◆ **Aim of the exercise**
No pictures are to be included when the entries below are reproduced exactly.

******

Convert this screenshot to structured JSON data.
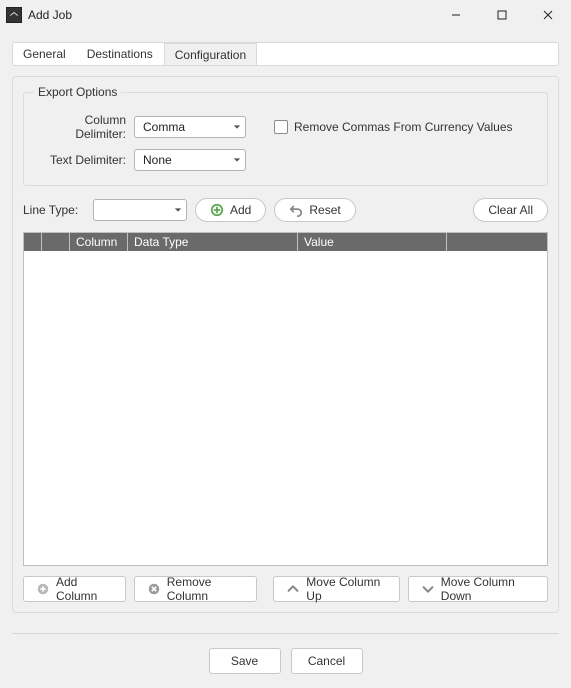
{
  "window": {
    "title": "Add Job"
  },
  "tabs": [
    {
      "label": "General"
    },
    {
      "label": "Destinations"
    },
    {
      "label": "Configuration"
    }
  ],
  "export_options": {
    "legend": "Export Options",
    "column_delimiter_label": "Column Delimiter:",
    "column_delimiter_value": "Comma",
    "text_delimiter_label": "Text Delimiter:",
    "text_delimiter_value": "None",
    "remove_commas_label": "Remove Commas From Currency Values",
    "remove_commas_checked": false
  },
  "line_type": {
    "label": "Line Type:",
    "value": ""
  },
  "buttons": {
    "add": "Add",
    "reset": "Reset",
    "clear_all": "Clear All",
    "add_column": "Add Column",
    "remove_column": "Remove Column",
    "move_up": "Move Column Up",
    "move_down": "Move Column Down",
    "save": "Save",
    "cancel": "Cancel"
  },
  "grid": {
    "headers": [
      "",
      "",
      "Column",
      "Data Type",
      "Value",
      ""
    ],
    "rows": []
  }
}
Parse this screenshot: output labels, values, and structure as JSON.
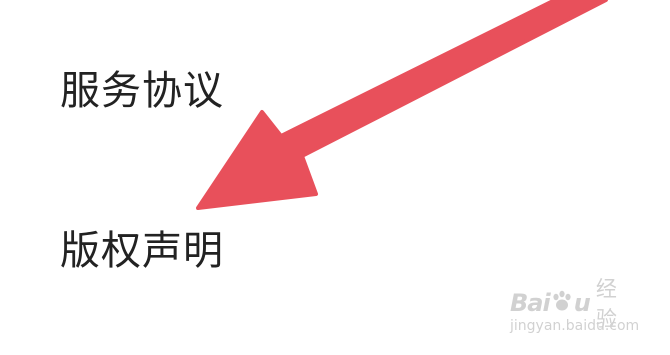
{
  "menu": {
    "items": [
      {
        "label": "服务协议"
      },
      {
        "label": "版权声明"
      }
    ]
  },
  "annotation": {
    "arrow_color": "#e8505b"
  },
  "watermark": {
    "brand": "Bai",
    "brand_suffix": "u",
    "cn_text": "经验",
    "domain": "jingyan.baidu.com"
  }
}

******

◆ **Solution to this task**
Convert this screenshot to structured JSON data.
{
  "window": {
    "title": "Add Job"
  },
  "tabs": [
    {
      "label": "General"
    },
    {
      "label": "Destinations"
    },
    {
      "label": "Configuration"
    }
  ],
  "export_options": {
    "legend": "Export Options",
    "column_delimiter_label": "Column Delimiter:",
    "column_delimiter_value": "Comma",
    "text_delimiter_label": "Text Delimiter:",
    "text_delimiter_value": "None",
    "remove_commas_label": "Remove Commas From Currency Values",
    "remove_commas_checked": false
  },
  "line_type": {
    "label": "Line Type:",
    "value": ""
  },
  "buttons": {
    "add": "Add",
    "reset": "Reset",
    "clear_all": "Clear All",
    "add_column": "Add Column",
    "remove_column": "Remove Column",
    "move_up": "Move Column Up",
    "move_down": "Move Column Down",
    "save": "Save",
    "cancel": "Cancel"
  },
  "grid": {
    "headers": [
      "",
      "",
      "Column",
      "Data Type",
      "Value",
      ""
    ],
    "rows": []
  }
}
Parse this screenshot: output labels, values, and structure as JSON.
{
  "menu": {
    "items": [
      {
        "label": "服务协议"
      },
      {
        "label": "版权声明"
      }
    ]
  },
  "annotation": {
    "arrow_color": "#e8505b"
  },
  "watermark": {
    "brand": "Bai",
    "brand_suffix": "u",
    "cn_text": "经验",
    "domain": "jingyan.baidu.com"
  }
}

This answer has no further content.